In minutes 70-75, Christian Pulisic worked on his finishing to little avail - check out Reus’ body language to see what he thought of those efforts -  then Favre made his final impact on the match, subbing JBL for Guerreiro. It immediately yielded the first yellow card on Torunarigha, as well as a hat trick of chances for Sancho, Pulisic and Hakimi (on for Wolf). In terms of formation, Reus was now the striker, with Pulisic as the no.10, with Sancho on the left and Guerreiro on the right playing more to the inside.

Hakimi’s attacking threat caused the Torunarigha second yellow, and Dortmund continued to threaten with Delaney hitting the bar from distance. The Moroccan who took 15 of his 17 touches in Hertha’s half was positioned so high that it sometimes looked like BVB were playing with a back three.

The ever active Guerreiro who continued to progress the ball at every opportunity had one last trick up his sleeve. Against a tired 10 man Hertha in a 4-4-1, it was a simple dribble across the field that won the game.
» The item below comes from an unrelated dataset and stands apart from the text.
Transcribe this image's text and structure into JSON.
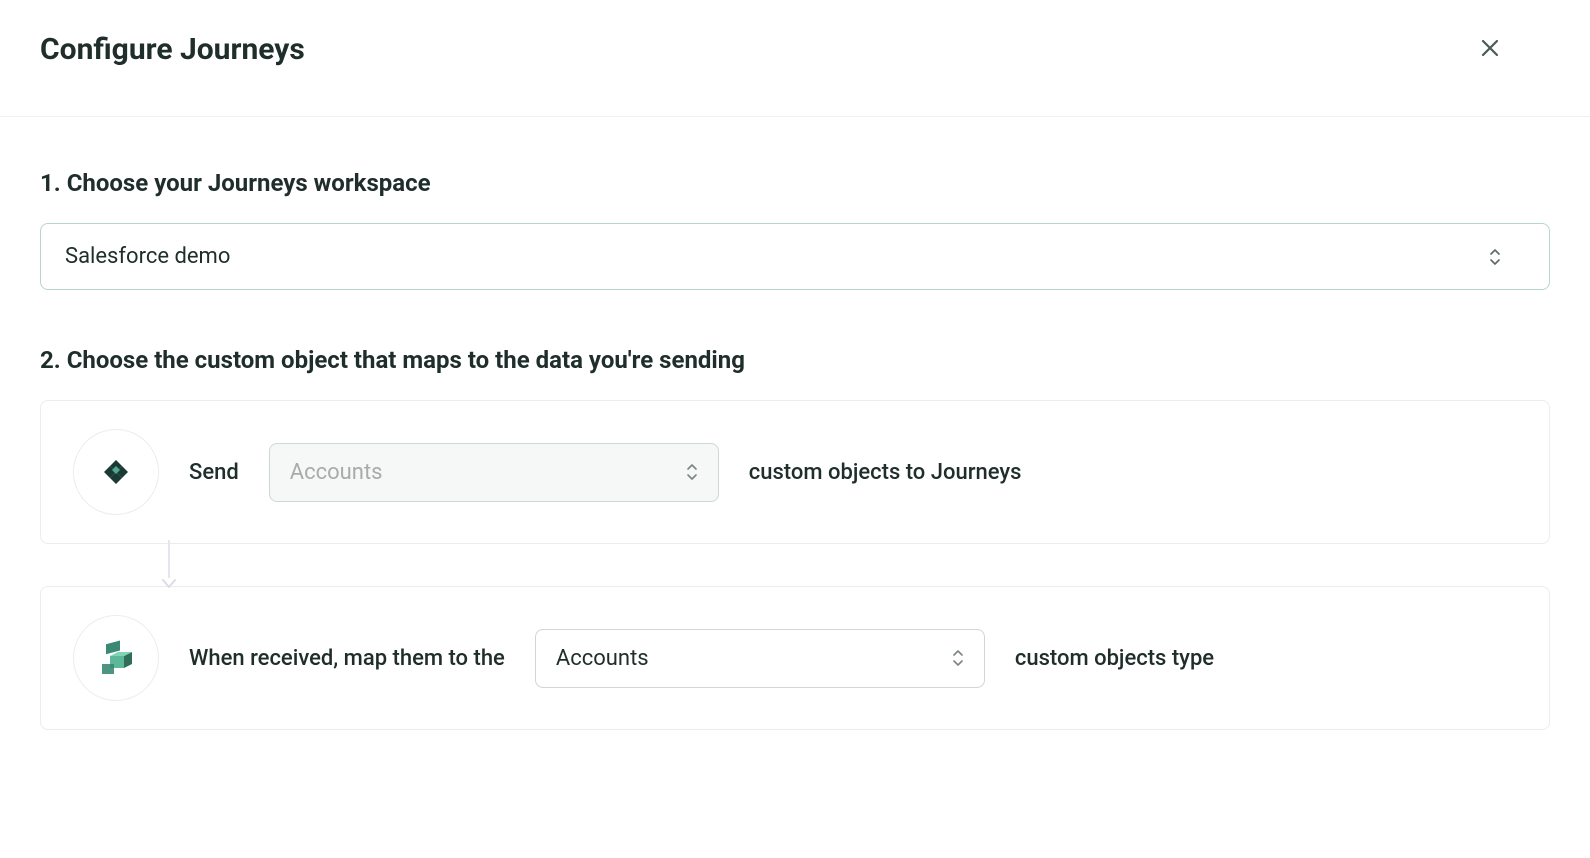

With Grujic, Lustenberger and Maier all failing to prevent the pass to Sancho, who as only he can do attracted two defenders before playing in a marvelous pass to Reus, who as only he can do, just got enough separation from Stark to win the match. And apparently break poor Vedad Ibisevic in the process:
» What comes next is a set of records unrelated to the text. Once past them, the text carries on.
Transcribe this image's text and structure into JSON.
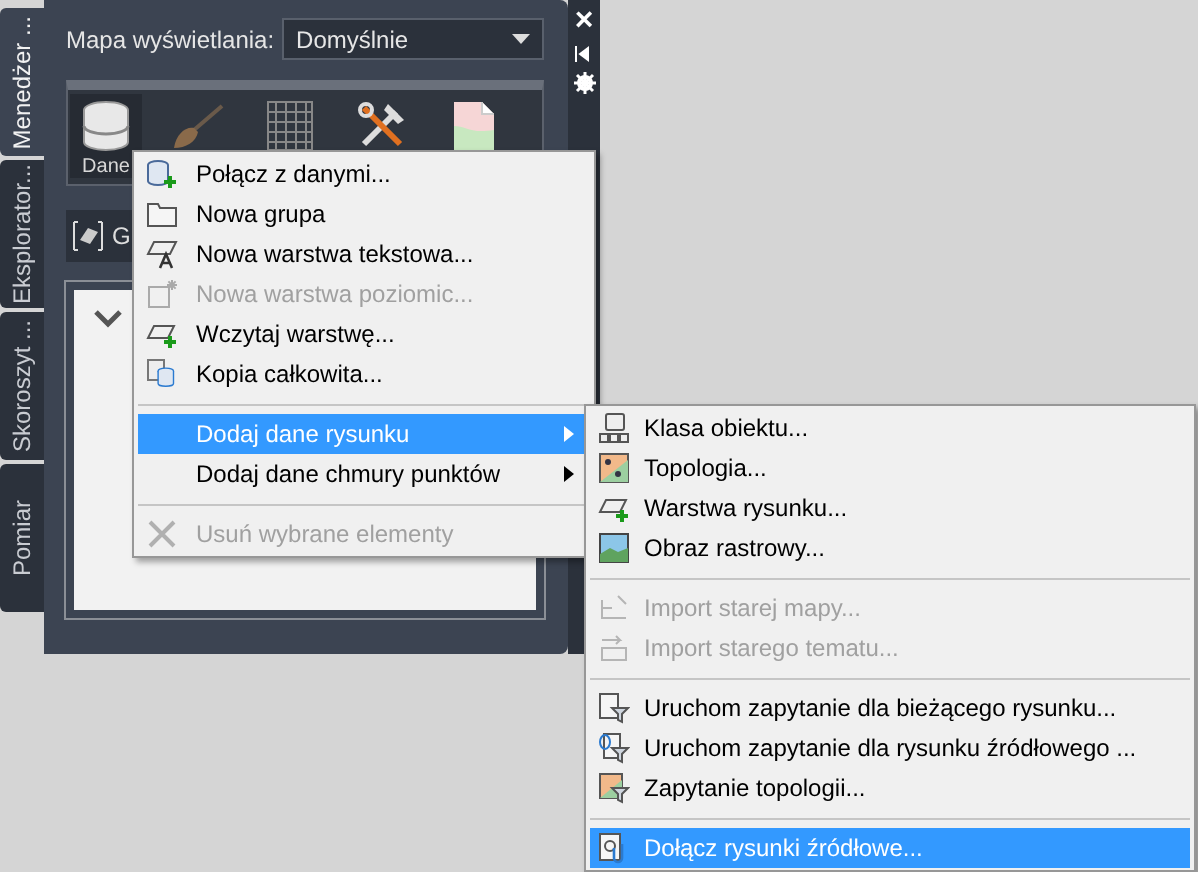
{
  "side_tabs": [
    {
      "label": "Menedżer ...",
      "selected": true
    },
    {
      "label": "Eksplorator...",
      "selected": false
    },
    {
      "label": "Skoroszyt ...",
      "selected": false
    },
    {
      "label": "Pomiar",
      "selected": false
    }
  ],
  "window_buttons": [
    "×"
  ],
  "display_map": {
    "label": "Mapa wyświetlania:",
    "value": "Domyślnie"
  },
  "toolbar": [
    {
      "label": "Dane",
      "selected": true
    },
    {
      "selected": false
    },
    {
      "selected": false
    },
    {
      "selected": false
    },
    {
      "selected": false
    }
  ],
  "view_bar": {
    "label": "G"
  },
  "context_menu": [
    {
      "kind": "item",
      "label": "Połącz z danymi...",
      "disabled": false,
      "selected": false,
      "submenu": false
    },
    {
      "kind": "item",
      "label": "Nowa grupa",
      "disabled": false,
      "selected": false,
      "submenu": false
    },
    {
      "kind": "item",
      "label": "Nowa warstwa tekstowa...",
      "disabled": false,
      "selected": false,
      "submenu": false
    },
    {
      "kind": "item",
      "label": "Nowa warstwa poziomic...",
      "disabled": true,
      "selected": false,
      "submenu": false
    },
    {
      "kind": "item",
      "label": "Wczytaj warstwę...",
      "disabled": false,
      "selected": false,
      "submenu": false
    },
    {
      "kind": "item",
      "label": "Kopia całkowita...",
      "disabled": false,
      "selected": false,
      "submenu": false
    },
    {
      "kind": "separator"
    },
    {
      "kind": "item",
      "label": "Dodaj dane rysunku",
      "disabled": false,
      "selected": true,
      "submenu": true
    },
    {
      "kind": "item",
      "label": "Dodaj dane chmury punktów",
      "disabled": false,
      "selected": false,
      "submenu": true
    },
    {
      "kind": "separator"
    },
    {
      "kind": "item",
      "label": "Usuń wybrane elementy",
      "disabled": true,
      "selected": false,
      "submenu": false
    }
  ],
  "submenu": [
    {
      "kind": "item",
      "label": "Klasa obiektu...",
      "disabled": false,
      "selected": false
    },
    {
      "kind": "item",
      "label": "Topologia...",
      "disabled": false,
      "selected": false
    },
    {
      "kind": "item",
      "label": "Warstwa rysunku...",
      "disabled": false,
      "selected": false
    },
    {
      "kind": "item",
      "label": "Obraz rastrowy...",
      "disabled": false,
      "selected": false
    },
    {
      "kind": "separator"
    },
    {
      "kind": "item",
      "label": "Import starej mapy...",
      "disabled": true,
      "selected": false
    },
    {
      "kind": "item",
      "label": "Import starego tematu...",
      "disabled": true,
      "selected": false
    },
    {
      "kind": "separator"
    },
    {
      "kind": "item",
      "label": "Uruchom zapytanie dla bieżącego rysunku...",
      "disabled": false,
      "selected": false
    },
    {
      "kind": "item",
      "label": "Uruchom zapytanie dla rysunku źródłowego ...",
      "disabled": false,
      "selected": false
    },
    {
      "kind": "item",
      "label": "Zapytanie topologii...",
      "disabled": false,
      "selected": false
    },
    {
      "kind": "separator"
    },
    {
      "kind": "item",
      "label": "Dołącz rysunki źródłowe...",
      "disabled": false,
      "selected": true
    }
  ]
}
All of these Dortmund heroics were only a continuation of the recent trends, where a struggling and injury-ridden BVB side barely (if at all, see vs FC Augsburg) ekes out the needed points, while Bayern cruise to five plus goal victories. With the muscle injuries to Witsel and Alcácer, Götze’s broken rib and Reus potentially missing the April 6th derby due to the birth of his child, Dortmund’s chances of winning the title are probably in actuality below the 17-19% range that most models predict. With 13 BVB players spending the international break representing various countries (Hertha and Leipzig lead this category with 14), and Bayern, who only send out 10 thanks to Jogi Löw, who are now now out of the UCL and looking their best, a seventh title in a row seems likely. At any rate, once we get back from the Euro qualifiers, Dortmund will face the hat-trick scoring VfL WWW (Wout Weghorst Wolfsburg) while Bayern travel to Freiburg where they dropped two points in the fall.

Thanks for reading and I’ll be back later this week/the weekend with a deep dive on how Bremen’s press was able to neutralize a poor Leverkusen 1st half and what Peter Bosz did to adjust. In addition, subscribers will get an ode to Max Kruse who turns 31 today, the struggles of Thomas Doll at Hannover and a scouting report on Milot Rashica, who is now second behind Robert Lewandowski in Bundesliga non penalty goals scored in 2019….